You need to educate yourself on the differences between Chapter 7 and Chapter 13. Chapter 7 involves the elimination of all of your debt. Your former ties with creditors will cease to exist. Chapter 13, on the other hand, involves a five year payment period before any remaining debts are cancelled. Look into both types of bankruptcy before deciding which one would suit your particular needs.
Don't make the mistake of hesitating to file for bankruptcy because you think you won't be able to file again and may need to save it for a worse financial situation. The laws vary from state to state, but you may file again after a certain period, usually two to eight years, depending on the type of bankruptcy filed. Of course, you won't want to file again, but in case of job loss or a major illness, the opportunity is there if you need it.
Shop around for a bankruptcy lawyer. Make use of free consultations, if a law firm offers them. Be sure to check out the attorney's track record. For other kinds of bankruptcy advisers, do the same and be sure they're licensed if your state requires it. Don't ever pay debt negotiation firms any cash up-front and be sure you can pay based on the result. Don't hire someone who doesn't have good references or makes you feel uncomfortable.
Be safe and hire an attorney for help. There are many websites these days that claim to walk you through the process of filing bankruptcy on your own. It is cheaper than using an attorney to get you through this time, but it leaves a lot of room for error. This is not something that you want to take chances on.
A great personal bankruptcy tip is to consider what kind of bankruptcy you'd like to go for. In general, chapter 13 is much better because it doesn't taint your credit report. It allows you to hold on to most of your belongings. Chapter 7 is much more extreme to file for.

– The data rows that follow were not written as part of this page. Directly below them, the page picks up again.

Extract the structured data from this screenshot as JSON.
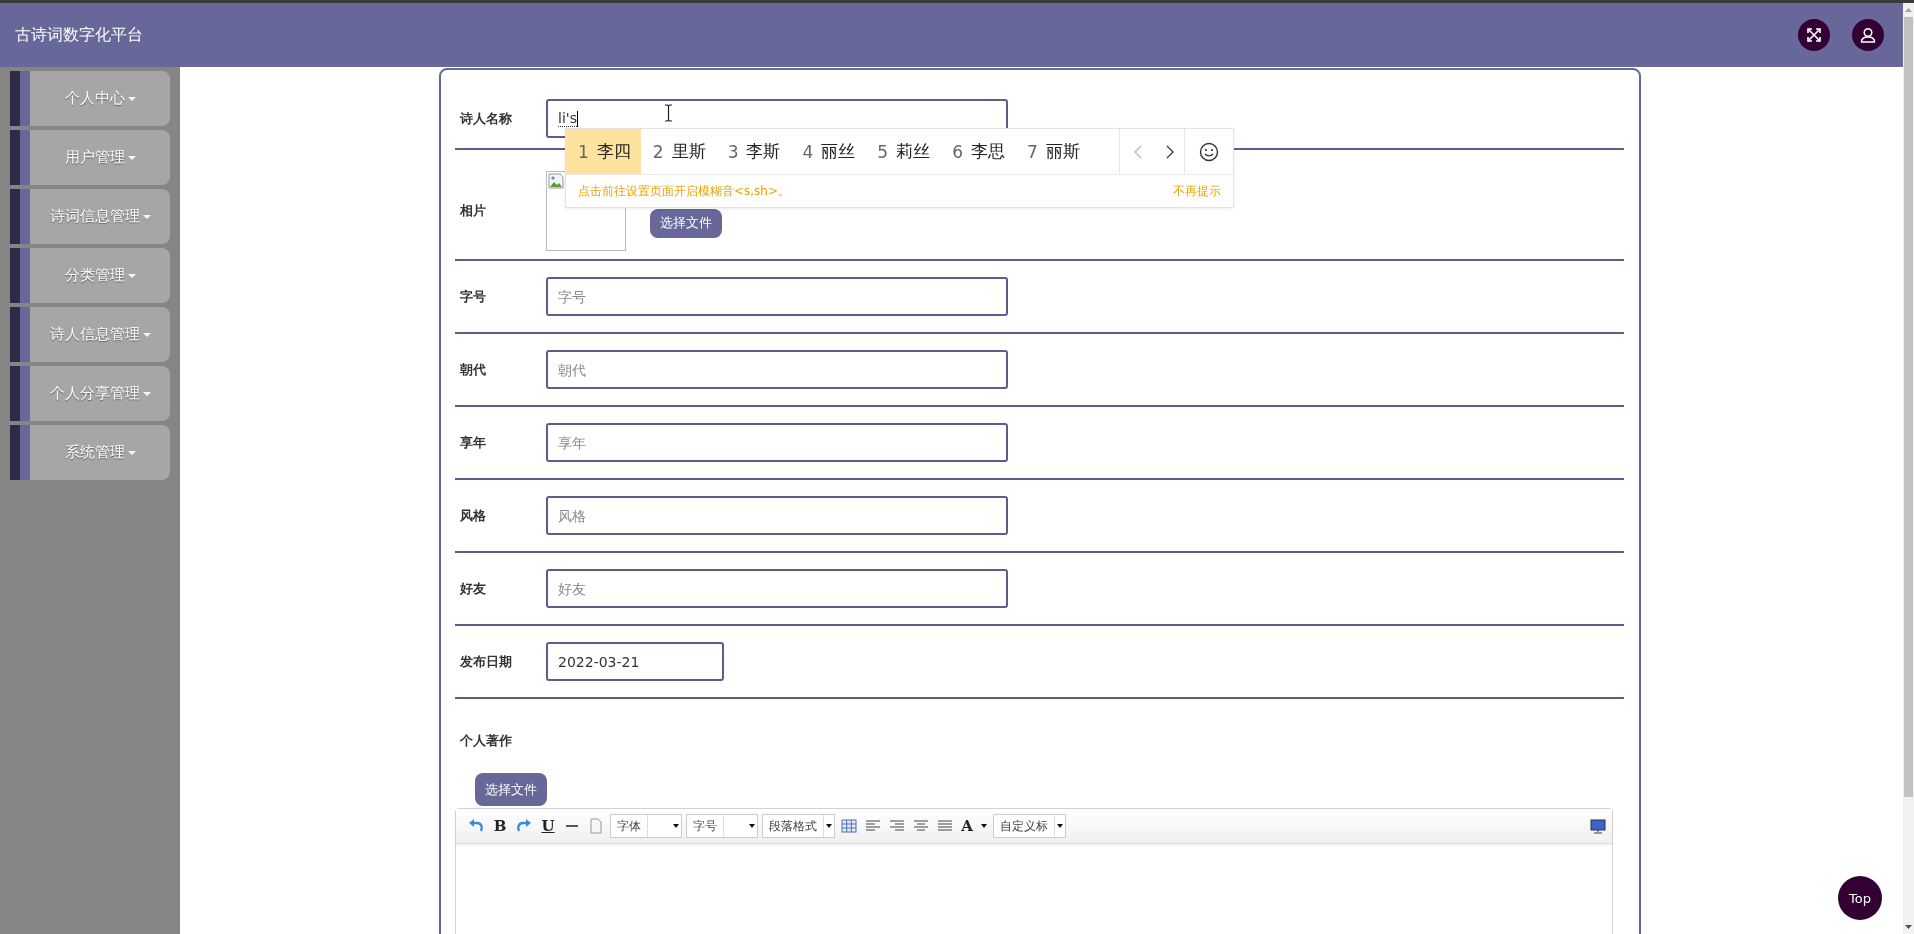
{
  "header": {
    "title": "古诗词数字化平台"
  },
  "sidebar": {
    "items": [
      {
        "label": "个人中心"
      },
      {
        "label": "用户管理"
      },
      {
        "label": "诗词信息管理"
      },
      {
        "label": "分类管理"
      },
      {
        "label": "诗人信息管理"
      },
      {
        "label": "个人分享管理"
      },
      {
        "label": "系统管理"
      }
    ]
  },
  "form": {
    "fields": [
      {
        "kind": "text",
        "label": "诗人名称",
        "value": "li's",
        "composing": true
      },
      {
        "kind": "image",
        "label": "相片",
        "button": "选择文件"
      },
      {
        "kind": "text",
        "label": "字号",
        "placeholder": "字号"
      },
      {
        "kind": "text",
        "label": "朝代",
        "placeholder": "朝代"
      },
      {
        "kind": "text",
        "label": "享年",
        "placeholder": "享年"
      },
      {
        "kind": "text",
        "label": "风格",
        "placeholder": "风格"
      },
      {
        "kind": "text",
        "label": "好友",
        "placeholder": "好友"
      },
      {
        "kind": "date",
        "label": "发布日期",
        "value": "2022-03-21"
      },
      {
        "kind": "editor",
        "label": "个人著作",
        "button": "选择文件"
      }
    ]
  },
  "editor": {
    "toolbar": [
      {
        "kind": "undo"
      },
      {
        "kind": "bold",
        "text": "B"
      },
      {
        "kind": "redo"
      },
      {
        "kind": "underline",
        "text": "U"
      },
      {
        "kind": "rule"
      },
      {
        "kind": "page"
      },
      {
        "kind": "select",
        "text": "字体"
      },
      {
        "kind": "select",
        "text": "字号"
      },
      {
        "kind": "select",
        "text": "段落格式"
      },
      {
        "kind": "table"
      },
      {
        "kind": "align-left"
      },
      {
        "kind": "align-right"
      },
      {
        "kind": "align-center"
      },
      {
        "kind": "justify"
      },
      {
        "kind": "color",
        "text": "A"
      },
      {
        "kind": "select",
        "text": "自定义标"
      }
    ]
  },
  "ime": {
    "candidates": [
      {
        "index": "1",
        "text": "李四",
        "selected": true
      },
      {
        "index": "2",
        "text": "里斯",
        "selected": false
      },
      {
        "index": "3",
        "text": "李斯",
        "selected": false
      },
      {
        "index": "4",
        "text": "丽丝",
        "selected": false
      },
      {
        "index": "5",
        "text": "莉丝",
        "selected": false
      },
      {
        "index": "6",
        "text": "李思",
        "selected": false
      },
      {
        "index": "7",
        "text": "丽斯",
        "selected": false
      }
    ],
    "hint": "点击前往设置页面开启模糊音<s,sh>。",
    "dismiss": "不再提示"
  },
  "top_button": {
    "label": "Top"
  }
}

See what your options are. Just because you stop receiving bills when you file for Chapter 7 bankruptcy, doesn't mean you are off the hook for paying them. Although you don't have to pay every bill if you cannot afford to, it is especially important to keep up with payments for any possessions you hope to keep, like your home and auto.
Clean up your credit record after ten years. When you file Chapter 7 bankruptcy, it remains on your credit report for ten years. However, the credit bureaus are not required to remove the information. In order to get rid of the bankruptcy record, write a letter to the credit reporting agencies, along with a copy of your discharge notice. Follow this up with a phone call to make sure that they have removed the bankruptcy record.
Do not allow future creditors to charge you ridiculously high interest rates due to a past bankruptcy. If it has been more than two years since the bankruptcy and you have been doing well since you filed, then you are eligible to receive a loan at whatever the going interest rate is at the time.
Look into Chapter 12 bankruptcy if you are a family farmer. The purpose of this chapter is to reorganize the farming business so that it can remain operative. Chapter 12 bankruptcy can be filed by single-owner farms or partnerships. Be aware that there is a ceiling on the amount of debt for these filings.
Reading the tips in this article, you ,hopefully feel more able to handle the bankruptcy process, so that you can move forward in your life. Take control of your life once again, and make decisions that are well-informed. This way, you will see the light at the end of the tunnel, much quicker.